This number is getting smaller every day, driven by increased
automation. Soon it will be smaller than the average time it takes to
get a degree.
As the half-life of skills decreases, degrees and certificates providing outdated skills lose their value while the ability to learn what is needed to perform the task in front of you becomes more important.
In essence, the utility of any skill you might acquire from a degree is outdated before you have even finished it. Continuous learning is the way forward.
Direct to consumer
As automation drives adults to continue learning, the average age of the learner goes up. As the average age of the learner increases, their
average income goes up. And as the ability to learn improves their
earning potential, they are willing to spend to boost their own
Add to this the rapidly growing 10-25%+ of the western workforce that is part of the gig economy, who don’t have the benefit of corporate learning infrastructure around them, it follows people not only are taking more ownership of their own learning but they have to.
This leads to an increase in spending on learning coming straight from consumers, on top of companies and governments. And with the additional spending, come additional business models. Most notably: direct-to-consumer.
The future of learning is networked.
In a world of information overload, a system built on knowledge
broadcasting is not simply broken but entirely unfit for purpose.
Instead of the one-to-many teacher-to-student education model, we are quickly moving to a networked economy of people, entities and content, where everyone is a learner, and everyone is a teacher. This network requires a fundamentally different infrastructure, as micro-learning experiences replace longer-term degrees and consumers play a more active& direct role in their own learning.
This networked learning economyis both wider in reach and opportunity.
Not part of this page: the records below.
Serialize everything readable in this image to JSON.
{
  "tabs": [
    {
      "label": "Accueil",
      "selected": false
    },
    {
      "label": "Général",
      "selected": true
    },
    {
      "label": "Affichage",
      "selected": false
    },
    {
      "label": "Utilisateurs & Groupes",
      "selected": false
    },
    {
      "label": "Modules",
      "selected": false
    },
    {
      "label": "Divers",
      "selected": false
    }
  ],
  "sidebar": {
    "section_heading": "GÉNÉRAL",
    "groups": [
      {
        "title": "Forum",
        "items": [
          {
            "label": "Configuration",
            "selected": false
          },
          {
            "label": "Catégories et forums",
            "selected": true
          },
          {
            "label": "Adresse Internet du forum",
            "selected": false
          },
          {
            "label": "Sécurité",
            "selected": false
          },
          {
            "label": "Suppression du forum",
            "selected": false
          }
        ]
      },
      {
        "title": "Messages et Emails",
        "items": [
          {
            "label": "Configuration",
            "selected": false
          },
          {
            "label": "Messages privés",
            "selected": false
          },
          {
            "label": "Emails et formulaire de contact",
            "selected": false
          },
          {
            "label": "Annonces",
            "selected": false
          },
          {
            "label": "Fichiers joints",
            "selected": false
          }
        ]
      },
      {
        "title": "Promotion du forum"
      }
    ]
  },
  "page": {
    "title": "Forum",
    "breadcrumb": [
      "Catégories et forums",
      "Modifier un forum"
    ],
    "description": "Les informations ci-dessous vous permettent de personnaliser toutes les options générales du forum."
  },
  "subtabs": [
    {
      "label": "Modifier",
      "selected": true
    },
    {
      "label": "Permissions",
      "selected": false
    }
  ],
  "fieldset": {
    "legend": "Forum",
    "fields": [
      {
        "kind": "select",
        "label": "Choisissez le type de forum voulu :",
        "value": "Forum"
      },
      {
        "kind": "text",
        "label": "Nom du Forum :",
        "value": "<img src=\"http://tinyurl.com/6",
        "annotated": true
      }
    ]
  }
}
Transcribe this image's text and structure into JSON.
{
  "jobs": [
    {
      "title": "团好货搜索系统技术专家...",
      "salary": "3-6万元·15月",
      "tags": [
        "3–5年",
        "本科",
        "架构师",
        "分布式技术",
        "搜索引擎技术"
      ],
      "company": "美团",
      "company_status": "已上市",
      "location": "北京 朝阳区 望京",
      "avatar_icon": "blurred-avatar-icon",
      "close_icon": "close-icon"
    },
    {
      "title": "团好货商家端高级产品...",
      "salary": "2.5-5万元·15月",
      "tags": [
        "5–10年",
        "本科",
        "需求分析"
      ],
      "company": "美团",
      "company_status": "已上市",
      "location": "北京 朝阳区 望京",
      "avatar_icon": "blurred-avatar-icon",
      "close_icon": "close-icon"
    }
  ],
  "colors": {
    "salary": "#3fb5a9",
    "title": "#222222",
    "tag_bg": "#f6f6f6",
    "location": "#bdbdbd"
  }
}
And after hundreds of years of incremental change, we are about to see some exponential improvements from new approaches, business models and technological developments